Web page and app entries
┌──

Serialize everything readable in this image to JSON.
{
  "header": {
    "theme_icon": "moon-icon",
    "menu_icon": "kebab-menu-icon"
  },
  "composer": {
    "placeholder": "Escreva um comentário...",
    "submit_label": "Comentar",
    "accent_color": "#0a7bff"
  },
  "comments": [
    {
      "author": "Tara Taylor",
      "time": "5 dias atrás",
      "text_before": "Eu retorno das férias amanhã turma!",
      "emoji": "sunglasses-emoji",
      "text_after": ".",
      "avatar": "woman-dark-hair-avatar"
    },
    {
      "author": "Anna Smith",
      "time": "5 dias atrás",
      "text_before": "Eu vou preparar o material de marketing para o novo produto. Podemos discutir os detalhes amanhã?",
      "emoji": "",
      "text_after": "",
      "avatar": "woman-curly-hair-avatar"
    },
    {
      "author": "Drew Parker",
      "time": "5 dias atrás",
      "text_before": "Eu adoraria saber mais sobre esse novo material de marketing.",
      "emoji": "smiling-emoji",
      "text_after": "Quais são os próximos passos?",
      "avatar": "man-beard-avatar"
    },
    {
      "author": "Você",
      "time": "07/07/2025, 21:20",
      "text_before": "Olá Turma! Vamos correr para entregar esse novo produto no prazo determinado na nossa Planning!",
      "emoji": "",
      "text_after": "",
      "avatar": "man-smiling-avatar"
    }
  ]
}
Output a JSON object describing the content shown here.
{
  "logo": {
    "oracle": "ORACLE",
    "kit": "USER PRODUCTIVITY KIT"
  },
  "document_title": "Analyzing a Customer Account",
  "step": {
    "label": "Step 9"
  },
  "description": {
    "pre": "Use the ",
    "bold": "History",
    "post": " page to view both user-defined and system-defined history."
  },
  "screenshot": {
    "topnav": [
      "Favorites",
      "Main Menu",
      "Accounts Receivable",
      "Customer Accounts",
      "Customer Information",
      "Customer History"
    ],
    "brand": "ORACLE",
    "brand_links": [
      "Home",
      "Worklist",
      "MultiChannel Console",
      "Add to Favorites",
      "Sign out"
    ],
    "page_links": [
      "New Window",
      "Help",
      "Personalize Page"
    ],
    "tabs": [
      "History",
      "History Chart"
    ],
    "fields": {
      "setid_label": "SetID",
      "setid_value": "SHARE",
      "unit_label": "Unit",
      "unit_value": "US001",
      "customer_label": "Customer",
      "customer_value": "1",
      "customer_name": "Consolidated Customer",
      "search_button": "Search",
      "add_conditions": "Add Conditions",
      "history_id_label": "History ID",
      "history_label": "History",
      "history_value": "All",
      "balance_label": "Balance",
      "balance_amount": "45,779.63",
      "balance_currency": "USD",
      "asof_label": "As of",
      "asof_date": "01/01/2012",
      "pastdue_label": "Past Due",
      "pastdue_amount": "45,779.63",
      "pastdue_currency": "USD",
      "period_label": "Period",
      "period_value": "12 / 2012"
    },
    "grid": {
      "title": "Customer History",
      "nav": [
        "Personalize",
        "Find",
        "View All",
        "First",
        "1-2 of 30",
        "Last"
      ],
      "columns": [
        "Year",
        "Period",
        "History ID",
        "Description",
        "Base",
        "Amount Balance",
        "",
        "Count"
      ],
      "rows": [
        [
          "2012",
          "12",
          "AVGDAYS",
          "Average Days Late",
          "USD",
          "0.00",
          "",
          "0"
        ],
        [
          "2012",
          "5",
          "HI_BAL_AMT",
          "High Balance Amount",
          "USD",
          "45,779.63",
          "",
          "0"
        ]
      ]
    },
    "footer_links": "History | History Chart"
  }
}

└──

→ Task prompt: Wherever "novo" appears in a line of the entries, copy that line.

→ Solution to this task:
      "text_before": "Eu vou preparar o material de marketing para o novo produto. Podemos discutir os detalhes amanhã?",
      "text_before": "Eu adoraria saber mais sobre esse novo material de marketing.",
      "text_before": "Olá Turma! Vamos correr para entregar esse novo produto no prazo determinado na nossa Planning!",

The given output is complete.